Anyone who’s been to a football game knows how this one goes. Before the football team even takes the field, the crowd rumbles in anticipation. South Park’s Eric Cartman does the honors. With a loud booming voice, the cartoon character announces, “Here comes Ralphie!” And like a bullet out of a gun, the legendary CU-Boulder mascot runs alongside her handlers on to the field.
The Ralphie Run is soon to be a 50-year tradition. One year after Ralphie was donated in 1966 to CU, she began running the field before the games. But the amount of work that goes into caring for Ralphie is often unseen and unknown.
The group of students that are responsible for running with and caring for the buffalo are called the Ralphie Handlers. There are a total of 15 students on the team, but the student turnout for tryouts can exceed 70.
“The year that I tried out, there were 75, 80 people for five spots,” junior Bobby Rukavina said. “This year [Deyja Enrinquez] will graduate, and we’ll have two others graduate, so then there will just be three spots open next year.
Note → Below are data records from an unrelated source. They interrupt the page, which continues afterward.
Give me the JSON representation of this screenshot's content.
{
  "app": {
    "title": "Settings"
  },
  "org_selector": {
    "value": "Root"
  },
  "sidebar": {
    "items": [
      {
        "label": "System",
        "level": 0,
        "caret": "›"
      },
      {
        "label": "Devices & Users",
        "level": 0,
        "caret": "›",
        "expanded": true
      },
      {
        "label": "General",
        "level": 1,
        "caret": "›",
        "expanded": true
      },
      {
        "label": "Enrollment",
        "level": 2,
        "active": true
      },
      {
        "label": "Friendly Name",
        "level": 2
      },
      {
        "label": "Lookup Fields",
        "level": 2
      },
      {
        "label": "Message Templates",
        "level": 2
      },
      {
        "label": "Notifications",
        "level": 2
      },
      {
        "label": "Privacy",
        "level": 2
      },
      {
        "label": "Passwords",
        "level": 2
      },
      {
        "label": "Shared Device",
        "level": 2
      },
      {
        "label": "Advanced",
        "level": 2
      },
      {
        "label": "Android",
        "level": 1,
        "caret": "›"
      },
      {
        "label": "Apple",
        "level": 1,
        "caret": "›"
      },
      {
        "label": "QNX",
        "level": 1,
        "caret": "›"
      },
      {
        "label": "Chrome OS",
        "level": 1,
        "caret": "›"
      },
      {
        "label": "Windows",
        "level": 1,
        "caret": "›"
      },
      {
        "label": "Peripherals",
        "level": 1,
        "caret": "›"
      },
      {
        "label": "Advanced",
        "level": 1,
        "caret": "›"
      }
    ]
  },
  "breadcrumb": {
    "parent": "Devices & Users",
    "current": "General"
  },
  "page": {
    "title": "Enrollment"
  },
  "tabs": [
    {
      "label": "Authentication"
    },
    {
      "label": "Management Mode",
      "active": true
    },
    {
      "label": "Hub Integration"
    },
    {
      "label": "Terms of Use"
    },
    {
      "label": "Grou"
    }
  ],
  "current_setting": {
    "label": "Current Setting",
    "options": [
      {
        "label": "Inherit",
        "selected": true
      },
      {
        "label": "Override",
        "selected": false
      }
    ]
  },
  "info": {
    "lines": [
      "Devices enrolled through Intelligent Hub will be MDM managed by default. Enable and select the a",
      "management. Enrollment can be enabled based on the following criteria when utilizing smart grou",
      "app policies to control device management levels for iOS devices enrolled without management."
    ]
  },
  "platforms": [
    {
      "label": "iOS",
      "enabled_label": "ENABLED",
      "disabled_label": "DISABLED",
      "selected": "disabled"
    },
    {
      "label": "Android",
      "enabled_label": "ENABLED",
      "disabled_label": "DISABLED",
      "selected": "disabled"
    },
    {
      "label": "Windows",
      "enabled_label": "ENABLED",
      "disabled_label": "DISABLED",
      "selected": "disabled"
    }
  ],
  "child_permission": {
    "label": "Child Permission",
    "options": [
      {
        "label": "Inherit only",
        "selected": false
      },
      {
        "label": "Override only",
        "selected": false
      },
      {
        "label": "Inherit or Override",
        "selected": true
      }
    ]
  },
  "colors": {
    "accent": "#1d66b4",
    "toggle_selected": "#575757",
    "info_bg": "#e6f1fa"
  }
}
The competition will be pretty intense for those three spots.”
In order to fill the few available spots, those who want a chance to be on the team must demonstrate their proficiency in athleticism through written and physical tryouts.
“Each applicant fills out an application detailing their athletic ability, livestock experience and an essay on why they want to be a handler. We then bring all the applicants out to time them running three 100-yard sprints. After that we narrow down the applicant pool to about 15 people to bring in for interviews with the coaches and outgoing seniors,” Program Manager of the Ralphie Live Mascot Program John Graves explained.
During the official season, the team spends approximately 30 hours each week training and caring for Ralphie, during the off season, it’s about 10-15 hours a week.
“Our workouts are about two to two and a half hours long. We do two days of strength training and sprints in addition to two or three days with Ralphie,” Rukavina said.
The workouts contain plenty of running and weightlifting. They do sprints ranging from 50 yards to 300 yards and all the major Olympic lifts.
“There are a lot of us that do workouts on our own, just to add to what we are already training,” Deyja Enriquez added.
When running with Ralphie, five people are responsible for running alongside her, and one person is in charge of shutting her trailer door. The other handlers are positioned around the field to ensure that her path is free of obstructions.
“The guy in the back is ‘loop.’ He’s in charge of slowing her down for us. The guy on her front right side is ‘spin;’ before the run you’ll see he starts [on] one side of her pen and then will spin, literally, in front of her and get onto her other side. He is on her inside, so on the curves he’ll pull her to turn her,” Enriquez explained.
The two handlers stationed by her midsection are there to help turn her, but also to fill in if somebody in the front falls. Where a handler is positioned on a run depends both on skill level and seniority.
“I run more up front, I’m not big enough or strong enough to run loop,” Rukavina said.
The team members also take time out of their busy schedules to go to Ralphie’s ranch and care for her, as well as Ralphie IV, who is close by. As handlers, these students are responsible for much more than just keeping in shape to run with Ralphie.
“We definitely play with her,” Rukavina said. “You can’t play with her like a dog. She’s a 1300-pound animal. She’s a big girl, but you can tell she doesn’t really think of us as humans and her as a buffalo. I think we are all buffalo to her. We’re her herd.”
While these students do receive a Varsity Letter for being a handler, no students are paid or given any kind of scholarship to work with Ralphie. The handlers do everything that comes with working with Ralphie voluntarily. It is a year-round commitment. The only times the team takes off are the month of December and part of June, but other than that, they are training, practicing and caring for CU’s beloved Ralphie.
The handlers are also in charge of giving each new Ralphie her real name. Known as Ralphie to the public, the Handlers call Ralphie V “Blackout,” because she was the darkest in her herd.
The Ralphie handlers, coaches and assisting staff all take pride in their program. They work year round to take care of an important symbol of CU.
“It’s the people we get to do it with on the team, we’ve become a family,” Enriquez said. “Carrying that tradition together as a family makes the program what it is.”
The importance of the Ralphie Run is evident to the handlers.
“Being a symbol for the university, the pride and tradition that we have, and the Ralphie program is 50 years old this year,” Rukavina said. “Every year, it seems like we’re doing bigger stuff, faster runs. Every year the notoriety goes up a little bit more. More people know about Ralphie, and the Ralphie handlers.”
Contact CU Independent News Staff Writer Anna Blanco at email@example.com.